(Component data from apps and pages)
────
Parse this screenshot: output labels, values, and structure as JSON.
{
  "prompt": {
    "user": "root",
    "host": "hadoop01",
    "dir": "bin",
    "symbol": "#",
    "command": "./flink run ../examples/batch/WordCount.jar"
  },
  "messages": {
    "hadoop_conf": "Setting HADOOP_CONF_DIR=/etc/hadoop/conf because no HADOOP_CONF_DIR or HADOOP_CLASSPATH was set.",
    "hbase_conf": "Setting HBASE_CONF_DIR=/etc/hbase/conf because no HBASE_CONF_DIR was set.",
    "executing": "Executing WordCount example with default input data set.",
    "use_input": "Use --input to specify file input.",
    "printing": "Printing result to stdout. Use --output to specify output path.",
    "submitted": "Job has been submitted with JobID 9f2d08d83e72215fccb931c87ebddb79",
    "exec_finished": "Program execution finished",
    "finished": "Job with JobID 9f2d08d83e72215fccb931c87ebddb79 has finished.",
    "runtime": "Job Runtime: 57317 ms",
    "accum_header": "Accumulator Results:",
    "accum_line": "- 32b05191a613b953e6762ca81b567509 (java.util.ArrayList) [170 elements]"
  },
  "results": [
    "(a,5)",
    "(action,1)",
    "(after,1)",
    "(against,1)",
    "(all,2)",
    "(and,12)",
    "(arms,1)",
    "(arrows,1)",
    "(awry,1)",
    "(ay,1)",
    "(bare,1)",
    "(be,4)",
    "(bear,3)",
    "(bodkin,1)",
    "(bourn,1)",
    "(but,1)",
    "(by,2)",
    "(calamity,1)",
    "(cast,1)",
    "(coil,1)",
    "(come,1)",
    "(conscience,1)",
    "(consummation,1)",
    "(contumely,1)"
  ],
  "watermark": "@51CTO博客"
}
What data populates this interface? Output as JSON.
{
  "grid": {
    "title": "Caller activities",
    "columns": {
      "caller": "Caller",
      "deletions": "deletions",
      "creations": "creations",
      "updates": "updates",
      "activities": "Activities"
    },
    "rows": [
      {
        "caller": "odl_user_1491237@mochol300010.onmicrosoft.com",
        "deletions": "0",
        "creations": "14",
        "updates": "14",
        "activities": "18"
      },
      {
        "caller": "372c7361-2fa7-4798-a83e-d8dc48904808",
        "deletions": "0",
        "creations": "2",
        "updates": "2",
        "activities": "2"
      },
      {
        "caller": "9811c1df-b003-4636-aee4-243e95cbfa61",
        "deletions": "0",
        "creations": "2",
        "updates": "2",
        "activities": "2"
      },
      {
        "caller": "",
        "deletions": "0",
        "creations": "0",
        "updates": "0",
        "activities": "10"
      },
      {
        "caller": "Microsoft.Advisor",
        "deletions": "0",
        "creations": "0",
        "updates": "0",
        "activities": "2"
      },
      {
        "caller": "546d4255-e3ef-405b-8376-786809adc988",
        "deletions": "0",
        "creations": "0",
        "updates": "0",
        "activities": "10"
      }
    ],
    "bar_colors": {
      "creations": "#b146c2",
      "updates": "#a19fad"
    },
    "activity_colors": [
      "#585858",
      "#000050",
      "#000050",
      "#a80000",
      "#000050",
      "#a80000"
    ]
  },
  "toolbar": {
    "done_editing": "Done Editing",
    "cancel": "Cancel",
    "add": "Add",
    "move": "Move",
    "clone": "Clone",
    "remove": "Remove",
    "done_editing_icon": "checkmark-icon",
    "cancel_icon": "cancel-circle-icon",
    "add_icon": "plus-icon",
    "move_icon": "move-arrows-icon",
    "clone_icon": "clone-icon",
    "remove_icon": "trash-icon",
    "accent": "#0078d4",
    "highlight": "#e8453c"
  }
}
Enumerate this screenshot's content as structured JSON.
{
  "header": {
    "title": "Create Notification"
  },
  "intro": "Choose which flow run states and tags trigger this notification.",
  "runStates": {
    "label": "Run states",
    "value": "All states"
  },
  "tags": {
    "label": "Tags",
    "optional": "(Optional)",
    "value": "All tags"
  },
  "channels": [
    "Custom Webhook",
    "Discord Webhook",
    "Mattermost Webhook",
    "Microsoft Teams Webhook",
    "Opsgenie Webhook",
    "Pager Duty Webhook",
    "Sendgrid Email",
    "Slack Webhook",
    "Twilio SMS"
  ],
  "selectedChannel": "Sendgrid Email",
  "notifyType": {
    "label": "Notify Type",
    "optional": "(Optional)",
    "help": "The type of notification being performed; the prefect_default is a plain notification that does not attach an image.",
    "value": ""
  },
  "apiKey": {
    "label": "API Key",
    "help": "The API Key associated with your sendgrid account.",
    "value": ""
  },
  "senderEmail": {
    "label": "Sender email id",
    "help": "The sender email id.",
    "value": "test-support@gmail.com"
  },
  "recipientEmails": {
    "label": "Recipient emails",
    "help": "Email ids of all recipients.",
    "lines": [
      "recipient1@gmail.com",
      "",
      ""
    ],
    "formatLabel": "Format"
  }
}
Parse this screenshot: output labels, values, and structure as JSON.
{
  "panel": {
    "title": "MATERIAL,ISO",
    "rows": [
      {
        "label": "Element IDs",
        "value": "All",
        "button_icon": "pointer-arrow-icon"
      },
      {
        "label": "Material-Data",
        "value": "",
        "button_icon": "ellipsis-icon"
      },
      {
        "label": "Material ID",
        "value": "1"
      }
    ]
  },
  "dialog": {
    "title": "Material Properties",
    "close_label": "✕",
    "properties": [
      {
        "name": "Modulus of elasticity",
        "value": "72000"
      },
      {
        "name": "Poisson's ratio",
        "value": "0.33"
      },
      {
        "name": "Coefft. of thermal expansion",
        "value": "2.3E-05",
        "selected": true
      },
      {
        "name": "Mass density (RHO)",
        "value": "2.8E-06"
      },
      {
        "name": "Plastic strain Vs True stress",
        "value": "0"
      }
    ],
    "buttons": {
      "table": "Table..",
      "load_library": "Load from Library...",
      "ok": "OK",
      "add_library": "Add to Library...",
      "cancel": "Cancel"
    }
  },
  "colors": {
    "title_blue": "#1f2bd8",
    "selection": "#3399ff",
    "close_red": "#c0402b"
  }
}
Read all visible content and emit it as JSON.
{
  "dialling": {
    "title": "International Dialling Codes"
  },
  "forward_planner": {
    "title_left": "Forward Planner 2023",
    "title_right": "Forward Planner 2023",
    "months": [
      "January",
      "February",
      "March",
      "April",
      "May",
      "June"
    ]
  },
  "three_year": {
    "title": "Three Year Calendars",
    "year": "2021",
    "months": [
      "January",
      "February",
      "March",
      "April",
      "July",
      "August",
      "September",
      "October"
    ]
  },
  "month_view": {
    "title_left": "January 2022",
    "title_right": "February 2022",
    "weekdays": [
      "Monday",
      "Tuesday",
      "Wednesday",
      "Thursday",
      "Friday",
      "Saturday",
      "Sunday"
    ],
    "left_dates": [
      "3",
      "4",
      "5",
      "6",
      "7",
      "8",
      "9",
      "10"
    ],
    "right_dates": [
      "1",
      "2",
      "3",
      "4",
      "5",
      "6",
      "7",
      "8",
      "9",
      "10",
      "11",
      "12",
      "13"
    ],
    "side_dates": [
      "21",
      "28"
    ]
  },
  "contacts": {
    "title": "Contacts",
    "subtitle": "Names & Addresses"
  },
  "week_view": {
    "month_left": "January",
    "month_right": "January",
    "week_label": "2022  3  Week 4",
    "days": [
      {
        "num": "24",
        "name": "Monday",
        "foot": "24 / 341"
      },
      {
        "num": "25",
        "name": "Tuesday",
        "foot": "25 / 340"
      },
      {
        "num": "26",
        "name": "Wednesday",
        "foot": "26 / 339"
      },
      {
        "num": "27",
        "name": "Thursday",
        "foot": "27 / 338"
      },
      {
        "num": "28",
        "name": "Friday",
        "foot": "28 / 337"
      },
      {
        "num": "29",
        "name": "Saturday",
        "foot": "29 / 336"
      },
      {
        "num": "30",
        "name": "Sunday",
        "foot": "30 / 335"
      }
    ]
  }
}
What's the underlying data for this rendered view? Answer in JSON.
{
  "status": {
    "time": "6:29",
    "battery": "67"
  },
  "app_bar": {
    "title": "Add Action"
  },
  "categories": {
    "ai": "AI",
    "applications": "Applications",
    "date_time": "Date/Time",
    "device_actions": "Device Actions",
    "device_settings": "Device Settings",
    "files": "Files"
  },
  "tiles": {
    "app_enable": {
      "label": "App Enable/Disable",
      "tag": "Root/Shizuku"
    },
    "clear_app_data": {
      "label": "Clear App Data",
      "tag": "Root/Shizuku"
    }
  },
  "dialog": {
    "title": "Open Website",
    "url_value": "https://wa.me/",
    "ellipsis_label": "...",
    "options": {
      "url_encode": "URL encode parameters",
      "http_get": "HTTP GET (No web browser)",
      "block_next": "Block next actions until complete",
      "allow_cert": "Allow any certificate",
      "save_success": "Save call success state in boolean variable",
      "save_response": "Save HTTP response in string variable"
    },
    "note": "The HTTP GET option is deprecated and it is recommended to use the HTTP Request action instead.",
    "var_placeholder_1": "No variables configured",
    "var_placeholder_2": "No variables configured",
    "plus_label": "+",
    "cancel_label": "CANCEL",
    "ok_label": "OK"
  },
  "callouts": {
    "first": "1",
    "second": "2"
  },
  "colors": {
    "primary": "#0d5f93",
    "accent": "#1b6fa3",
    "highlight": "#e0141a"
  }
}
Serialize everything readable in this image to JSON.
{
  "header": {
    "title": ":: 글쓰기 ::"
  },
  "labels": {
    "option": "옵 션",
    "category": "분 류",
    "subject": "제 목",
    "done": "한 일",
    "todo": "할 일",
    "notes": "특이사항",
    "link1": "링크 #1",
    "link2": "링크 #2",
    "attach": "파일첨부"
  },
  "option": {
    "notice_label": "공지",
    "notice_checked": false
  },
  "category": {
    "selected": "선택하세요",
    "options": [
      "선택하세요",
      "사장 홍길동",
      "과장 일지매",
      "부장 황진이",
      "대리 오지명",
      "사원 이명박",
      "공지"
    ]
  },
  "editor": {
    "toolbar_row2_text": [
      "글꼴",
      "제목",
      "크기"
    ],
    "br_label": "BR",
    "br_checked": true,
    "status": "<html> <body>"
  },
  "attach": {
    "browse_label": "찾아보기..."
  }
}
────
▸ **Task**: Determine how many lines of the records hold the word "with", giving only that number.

▸ **Reply to the task**: 4